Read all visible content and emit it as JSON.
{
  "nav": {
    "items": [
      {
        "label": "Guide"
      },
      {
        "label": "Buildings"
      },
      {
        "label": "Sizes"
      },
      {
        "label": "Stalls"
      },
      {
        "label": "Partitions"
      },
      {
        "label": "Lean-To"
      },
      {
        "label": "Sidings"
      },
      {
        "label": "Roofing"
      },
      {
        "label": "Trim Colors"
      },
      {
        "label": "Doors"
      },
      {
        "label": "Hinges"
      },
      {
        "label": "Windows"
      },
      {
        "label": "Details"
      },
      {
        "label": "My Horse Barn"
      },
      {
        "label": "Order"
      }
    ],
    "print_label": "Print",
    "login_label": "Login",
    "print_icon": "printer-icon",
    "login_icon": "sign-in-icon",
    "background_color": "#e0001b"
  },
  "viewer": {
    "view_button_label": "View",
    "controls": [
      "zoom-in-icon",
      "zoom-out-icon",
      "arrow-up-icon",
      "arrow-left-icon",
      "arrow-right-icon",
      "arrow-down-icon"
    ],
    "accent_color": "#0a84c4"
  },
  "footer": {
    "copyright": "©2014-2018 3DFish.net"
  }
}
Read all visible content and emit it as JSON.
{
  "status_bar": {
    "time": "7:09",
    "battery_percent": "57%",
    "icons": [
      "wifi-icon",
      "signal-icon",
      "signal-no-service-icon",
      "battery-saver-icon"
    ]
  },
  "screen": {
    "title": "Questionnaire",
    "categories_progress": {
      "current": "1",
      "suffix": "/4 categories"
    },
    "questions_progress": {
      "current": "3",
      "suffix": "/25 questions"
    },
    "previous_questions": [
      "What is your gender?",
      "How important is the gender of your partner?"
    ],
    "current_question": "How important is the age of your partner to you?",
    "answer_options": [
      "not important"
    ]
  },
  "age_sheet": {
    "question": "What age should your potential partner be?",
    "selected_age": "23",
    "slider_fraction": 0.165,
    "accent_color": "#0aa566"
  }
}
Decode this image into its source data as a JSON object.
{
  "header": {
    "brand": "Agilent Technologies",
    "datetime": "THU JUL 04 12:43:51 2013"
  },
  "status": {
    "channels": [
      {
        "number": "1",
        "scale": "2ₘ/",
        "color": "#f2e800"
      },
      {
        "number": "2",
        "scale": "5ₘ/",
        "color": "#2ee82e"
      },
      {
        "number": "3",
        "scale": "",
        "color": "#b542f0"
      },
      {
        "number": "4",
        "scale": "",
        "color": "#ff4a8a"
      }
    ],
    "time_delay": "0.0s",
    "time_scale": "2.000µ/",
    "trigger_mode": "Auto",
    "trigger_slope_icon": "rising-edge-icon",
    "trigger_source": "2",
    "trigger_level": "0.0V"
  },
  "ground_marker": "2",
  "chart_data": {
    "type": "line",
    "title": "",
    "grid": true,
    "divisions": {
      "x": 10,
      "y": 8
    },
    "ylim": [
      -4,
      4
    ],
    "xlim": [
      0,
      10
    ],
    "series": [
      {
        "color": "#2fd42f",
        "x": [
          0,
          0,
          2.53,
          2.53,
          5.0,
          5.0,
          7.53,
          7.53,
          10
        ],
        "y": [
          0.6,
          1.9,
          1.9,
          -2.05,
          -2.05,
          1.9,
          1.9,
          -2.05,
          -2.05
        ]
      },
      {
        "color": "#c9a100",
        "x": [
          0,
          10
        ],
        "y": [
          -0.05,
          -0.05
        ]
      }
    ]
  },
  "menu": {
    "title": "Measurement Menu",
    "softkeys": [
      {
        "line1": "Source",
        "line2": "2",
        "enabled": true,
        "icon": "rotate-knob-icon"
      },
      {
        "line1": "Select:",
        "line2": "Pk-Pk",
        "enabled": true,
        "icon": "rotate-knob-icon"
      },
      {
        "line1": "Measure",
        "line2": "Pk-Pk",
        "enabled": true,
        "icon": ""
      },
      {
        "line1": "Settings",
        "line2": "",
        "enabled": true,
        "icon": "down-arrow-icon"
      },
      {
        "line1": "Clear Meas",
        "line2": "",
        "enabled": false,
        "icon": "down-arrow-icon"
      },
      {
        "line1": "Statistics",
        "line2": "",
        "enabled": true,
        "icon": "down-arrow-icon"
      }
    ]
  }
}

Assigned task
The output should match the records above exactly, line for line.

Exercise response
Read all visible content and emit it as JSON.
{
  "nav": {
    "items": [
      {
        "label": "Guide"
      },
      {
        "label": "Buildings"
      },
      {
        "label": "Sizes"
      },
      {
        "label": "Stalls"
      },
      {
        "label": "Partitions"
      },
      {
        "label": "Lean-To"
      },
      {
        "label": "Sidings"
      },
      {
        "label": "Roofing"
      },
      {
        "label": "Trim Colors"
      },
      {
        "label": "Doors"
      },
      {
        "label": "Hinges"
      },
      {
        "label": "Windows"
      },
      {
        "label": "Details"
      },
      {
        "label": "My Horse Barn"
      },
      {
        "label": "Order"
      }
    ],
    "print_label": "Print",
    "login_label": "Login",
    "print_icon": "printer-icon",
    "login_icon": "sign-in-icon",
    "background_color": "#e0001b"
  },
  "viewer": {
    "view_button_label": "View",
    "controls": [
      "zoom-in-icon",
      "zoom-out-icon",
      "arrow-up-icon",
      "arrow-left-icon",
      "arrow-right-icon",
      "arrow-down-icon"
    ],
    "accent_color": "#0a84c4"
  },
  "footer": {
    "copyright": "©2014-2018 3DFish.net"
  }
}
Read all visible content and emit it as JSON.
{
  "status_bar": {
    "time": "7:09",
    "battery_percent": "57%",
    "icons": [
      "wifi-icon",
      "signal-icon",
      "signal-no-service-icon",
      "battery-saver-icon"
    ]
  },
  "screen": {
    "title": "Questionnaire",
    "categories_progress": {
      "current": "1",
      "suffix": "/4 categories"
    },
    "questions_progress": {
      "current": "3",
      "suffix": "/25 questions"
    },
    "previous_questions": [
      "What is your gender?",
      "How important is the gender of your partner?"
    ],
    "current_question": "How important is the age of your partner to you?",
    "answer_options": [
      "not important"
    ]
  },
  "age_sheet": {
    "question": "What age should your potential partner be?",
    "selected_age": "23",
    "slider_fraction": 0.165,
    "accent_color": "#0aa566"
  }
}
Decode this image into its source data as a JSON object.
{
  "header": {
    "brand": "Agilent Technologies",
    "datetime": "THU JUL 04 12:43:51 2013"
  },
  "status": {
    "channels": [
      {
        "number": "1",
        "scale": "2ₘ/",
        "color": "#f2e800"
      },
      {
        "number": "2",
        "scale": "5ₘ/",
        "color": "#2ee82e"
      },
      {
        "number": "3",
        "scale": "",
        "color": "#b542f0"
      },
      {
        "number": "4",
        "scale": "",
        "color": "#ff4a8a"
      }
    ],
    "time_delay": "0.0s",
    "time_scale": "2.000µ/",
    "trigger_mode": "Auto",
    "trigger_slope_icon": "rising-edge-icon",
    "trigger_source": "2",
    "trigger_level": "0.0V"
  },
  "ground_marker": "2",
  "chart_data": {
    "type": "line",
    "title": "",
    "grid": true,
    "divisions": {
      "x": 10,
      "y": 8
    },
    "ylim": [
      -4,
      4
    ],
    "xlim": [
      0,
      10
    ],
    "series": [
      {
        "color": "#2fd42f",
        "x": [
          0,
          0,
          2.53,
          2.53,
          5.0,
          5.0,
          7.53,
          7.53,
          10
        ],
        "y": [
          0.6,
          1.9,
          1.9,
          -2.05,
          -2.05,
          1.9,
          1.9,
          -2.05,
          -2.05
        ]
      },
      {
        "color": "#c9a100",
        "x": [
          0,
          10
        ],
        "y": [
          -0.05,
          -0.05
        ]
      }
    ]
  },
  "menu": {
    "title": "Measurement Menu",
    "softkeys": [
      {
        "line1": "Source",
        "line2": "2",
        "enabled": true,
        "icon": "rotate-knob-icon"
      },
      {
        "line1": "Select:",
        "line2": "Pk-Pk",
        "enabled": true,
        "icon": "rotate-knob-icon"
      },
      {
        "line1": "Measure",
        "line2": "Pk-Pk",
        "enabled": true,
        "icon": ""
      },
      {
        "line1": "Settings",
        "line2": "",
        "enabled": true,
        "icon": "down-arrow-icon"
      },
      {
        "line1": "Clear Meas",
        "line2": "",
        "enabled": false,
        "icon": "down-arrow-icon"
      },
      {
        "line1": "Statistics",
        "line2": "",
        "enabled": true,
        "icon": "down-arrow-icon"
      }
    ]
  }
}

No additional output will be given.